Through #CampusRising, students at colleges and universities across all 50 states of the U.S. rose to stop sexual assault on campuses and to hold administrations accountable to properly prevent or adequately respond to the needs of the college survivors. #CampusRising leveraged V-Day’s 15-year history at schools across the nation, which has contributed to what is now a widespread dialogue about reforming campus sexual assault policies.
Out of the 150 Risings that took place in 119 cities across Italy, the majority of participants were young people. Youth and students all over the country shared their thoughts on the larger meaning of justice for women and girls: the importance of respect, value, a guarantee for equality and social justice, but all pointing to EDUCATION as crucial starting point.
“In order to stop violence, injustice, discrimination and abuse of power it’s necessary to change the culture that generates it. School text still describes Mums at home baking cakes while Dads owns the Family.” In Modena, students stopped their classes for the day, dancing for the Rising.
One Billion Rising for Justice took over the whole nation with an amazing sense of energy, talent and creativity. Risings to end all forms of sexual violence, abuse and discrimination continued. The most extensive energy and fun, as well as the loudest display of public presence, came from schools and college students from across the country, who led colorful risings in their communities using dance, music, poetry and art.

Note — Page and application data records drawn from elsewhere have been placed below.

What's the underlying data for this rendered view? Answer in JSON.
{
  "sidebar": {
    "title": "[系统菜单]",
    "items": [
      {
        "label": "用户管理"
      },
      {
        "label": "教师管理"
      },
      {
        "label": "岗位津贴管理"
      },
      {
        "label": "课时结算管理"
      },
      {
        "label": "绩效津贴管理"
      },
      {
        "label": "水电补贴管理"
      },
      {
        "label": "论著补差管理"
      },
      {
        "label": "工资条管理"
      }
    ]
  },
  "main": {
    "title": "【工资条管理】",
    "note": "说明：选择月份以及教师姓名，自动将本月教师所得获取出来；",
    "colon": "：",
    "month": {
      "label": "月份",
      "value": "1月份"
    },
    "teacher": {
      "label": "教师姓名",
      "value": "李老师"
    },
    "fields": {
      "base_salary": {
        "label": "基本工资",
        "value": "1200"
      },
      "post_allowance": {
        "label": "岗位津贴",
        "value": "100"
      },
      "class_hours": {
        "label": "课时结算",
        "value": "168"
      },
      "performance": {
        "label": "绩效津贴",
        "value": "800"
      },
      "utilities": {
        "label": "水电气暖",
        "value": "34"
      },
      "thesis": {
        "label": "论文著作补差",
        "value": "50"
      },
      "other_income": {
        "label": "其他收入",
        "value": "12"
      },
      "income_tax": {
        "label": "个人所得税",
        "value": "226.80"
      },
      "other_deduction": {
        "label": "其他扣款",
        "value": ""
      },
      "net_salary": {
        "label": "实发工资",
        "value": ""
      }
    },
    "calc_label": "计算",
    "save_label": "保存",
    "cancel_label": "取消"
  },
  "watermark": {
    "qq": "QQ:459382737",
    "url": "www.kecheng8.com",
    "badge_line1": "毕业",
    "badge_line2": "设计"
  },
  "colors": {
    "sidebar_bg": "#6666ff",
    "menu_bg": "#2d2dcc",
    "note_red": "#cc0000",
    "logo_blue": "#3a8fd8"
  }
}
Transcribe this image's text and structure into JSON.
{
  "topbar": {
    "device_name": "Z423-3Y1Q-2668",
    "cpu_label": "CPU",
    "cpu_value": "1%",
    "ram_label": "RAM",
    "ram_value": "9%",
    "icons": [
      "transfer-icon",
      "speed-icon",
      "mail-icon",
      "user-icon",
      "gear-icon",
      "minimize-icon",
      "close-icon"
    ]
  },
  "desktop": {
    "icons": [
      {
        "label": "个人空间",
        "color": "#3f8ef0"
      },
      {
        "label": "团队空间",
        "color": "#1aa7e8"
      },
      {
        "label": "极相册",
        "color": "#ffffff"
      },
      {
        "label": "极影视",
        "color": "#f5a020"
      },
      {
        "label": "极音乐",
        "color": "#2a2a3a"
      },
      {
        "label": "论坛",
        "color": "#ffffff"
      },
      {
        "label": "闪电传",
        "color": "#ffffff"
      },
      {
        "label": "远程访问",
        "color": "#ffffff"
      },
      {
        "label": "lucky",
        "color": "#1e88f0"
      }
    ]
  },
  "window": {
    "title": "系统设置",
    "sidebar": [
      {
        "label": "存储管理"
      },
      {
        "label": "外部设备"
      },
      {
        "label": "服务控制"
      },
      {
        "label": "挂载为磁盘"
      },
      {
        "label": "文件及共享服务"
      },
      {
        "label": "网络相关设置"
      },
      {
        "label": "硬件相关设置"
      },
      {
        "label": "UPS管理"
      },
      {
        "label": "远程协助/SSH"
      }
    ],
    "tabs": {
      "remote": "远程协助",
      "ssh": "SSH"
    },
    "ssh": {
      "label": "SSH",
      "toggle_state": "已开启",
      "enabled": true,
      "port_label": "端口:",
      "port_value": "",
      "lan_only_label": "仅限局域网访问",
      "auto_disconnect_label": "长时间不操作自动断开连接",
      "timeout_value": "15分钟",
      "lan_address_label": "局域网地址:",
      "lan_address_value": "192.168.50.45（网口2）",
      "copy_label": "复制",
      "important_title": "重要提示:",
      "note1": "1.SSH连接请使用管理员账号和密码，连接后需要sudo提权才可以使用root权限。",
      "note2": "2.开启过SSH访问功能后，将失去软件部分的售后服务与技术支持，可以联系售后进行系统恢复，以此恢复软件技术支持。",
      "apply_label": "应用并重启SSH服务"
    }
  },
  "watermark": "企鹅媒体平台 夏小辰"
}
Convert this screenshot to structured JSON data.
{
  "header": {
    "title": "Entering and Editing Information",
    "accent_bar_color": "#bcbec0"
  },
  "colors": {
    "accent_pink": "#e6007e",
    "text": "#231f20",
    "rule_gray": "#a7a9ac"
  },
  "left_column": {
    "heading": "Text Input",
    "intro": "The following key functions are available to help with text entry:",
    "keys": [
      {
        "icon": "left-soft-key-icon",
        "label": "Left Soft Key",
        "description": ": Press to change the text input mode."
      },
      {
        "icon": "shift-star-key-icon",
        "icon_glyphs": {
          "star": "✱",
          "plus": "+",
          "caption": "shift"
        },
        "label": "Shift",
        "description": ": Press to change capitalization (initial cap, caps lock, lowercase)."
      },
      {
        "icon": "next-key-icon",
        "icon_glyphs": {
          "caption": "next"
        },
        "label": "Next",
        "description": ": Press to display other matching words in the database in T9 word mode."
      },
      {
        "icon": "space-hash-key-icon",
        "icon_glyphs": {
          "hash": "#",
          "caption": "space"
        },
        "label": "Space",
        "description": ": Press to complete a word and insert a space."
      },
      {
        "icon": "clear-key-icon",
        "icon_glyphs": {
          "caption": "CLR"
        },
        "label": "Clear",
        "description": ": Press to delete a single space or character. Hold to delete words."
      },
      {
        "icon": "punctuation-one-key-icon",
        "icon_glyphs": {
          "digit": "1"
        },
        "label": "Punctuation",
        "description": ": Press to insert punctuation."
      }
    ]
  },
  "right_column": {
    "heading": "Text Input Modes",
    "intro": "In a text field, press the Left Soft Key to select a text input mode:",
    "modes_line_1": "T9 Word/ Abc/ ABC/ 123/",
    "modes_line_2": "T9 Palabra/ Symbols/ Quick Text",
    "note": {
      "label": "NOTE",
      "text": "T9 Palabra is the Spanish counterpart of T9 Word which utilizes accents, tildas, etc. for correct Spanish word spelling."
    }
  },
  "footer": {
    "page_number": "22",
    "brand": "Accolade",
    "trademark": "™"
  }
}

The One Billion Rising Philippine task force team involved a huge youth sector that initiated and implemented their own Rise for Justice campaigns and events. Led by National Union of Students of the Philippines (NUSP), Gabriela Youth, Salinlahi Children’s group, Association for the Rights of Children in Southeast Asia (ARCSEA), Kabataan (Youth) Party List, Act Now, Anakbayan (Child of the Nation) – the comprehensive national democratic mass movement of the Filipino youth – the youth sector and youth leaders mobilised hundreds of schools and colleges around the country in their #Rise4Education – “Education is a Right not a Privilege” campaign. They rose against the government to demand greater budget for the education sector, against social injustices that do not enable their parents to pay their tuition fees, and against militarization, as schools in some parts of the country continue to be occupied by military forces. The youth also rose against lack of facilities in school, against tuition fee hikes, against the delayed salaries of their teachers, and against sexual harassment in schools. They rose against sexual exploitation of children and against poverty, taking the government to task for their economic exploitation of the people that forces thousands of young girls into prostitution each year, just to be able to continue going to school, with their “NO to Prostitution for Tuition campaign”. They marched and danced outside the Department of Education with their justice demands, and conducted local activities and awareness drives such as education forums, discussions on VAW and justice in the youth context, community outreach, build-up flash mobs and “Move to Mob” events to drumbeat their Rise for Justice campaigns for their bigger activities on February 14th. On Rising day, colleges in Metro Manila held a University Rising in the college belt, where college students came dressed in the colors of their schools in their “Wear Your Pride” initiative.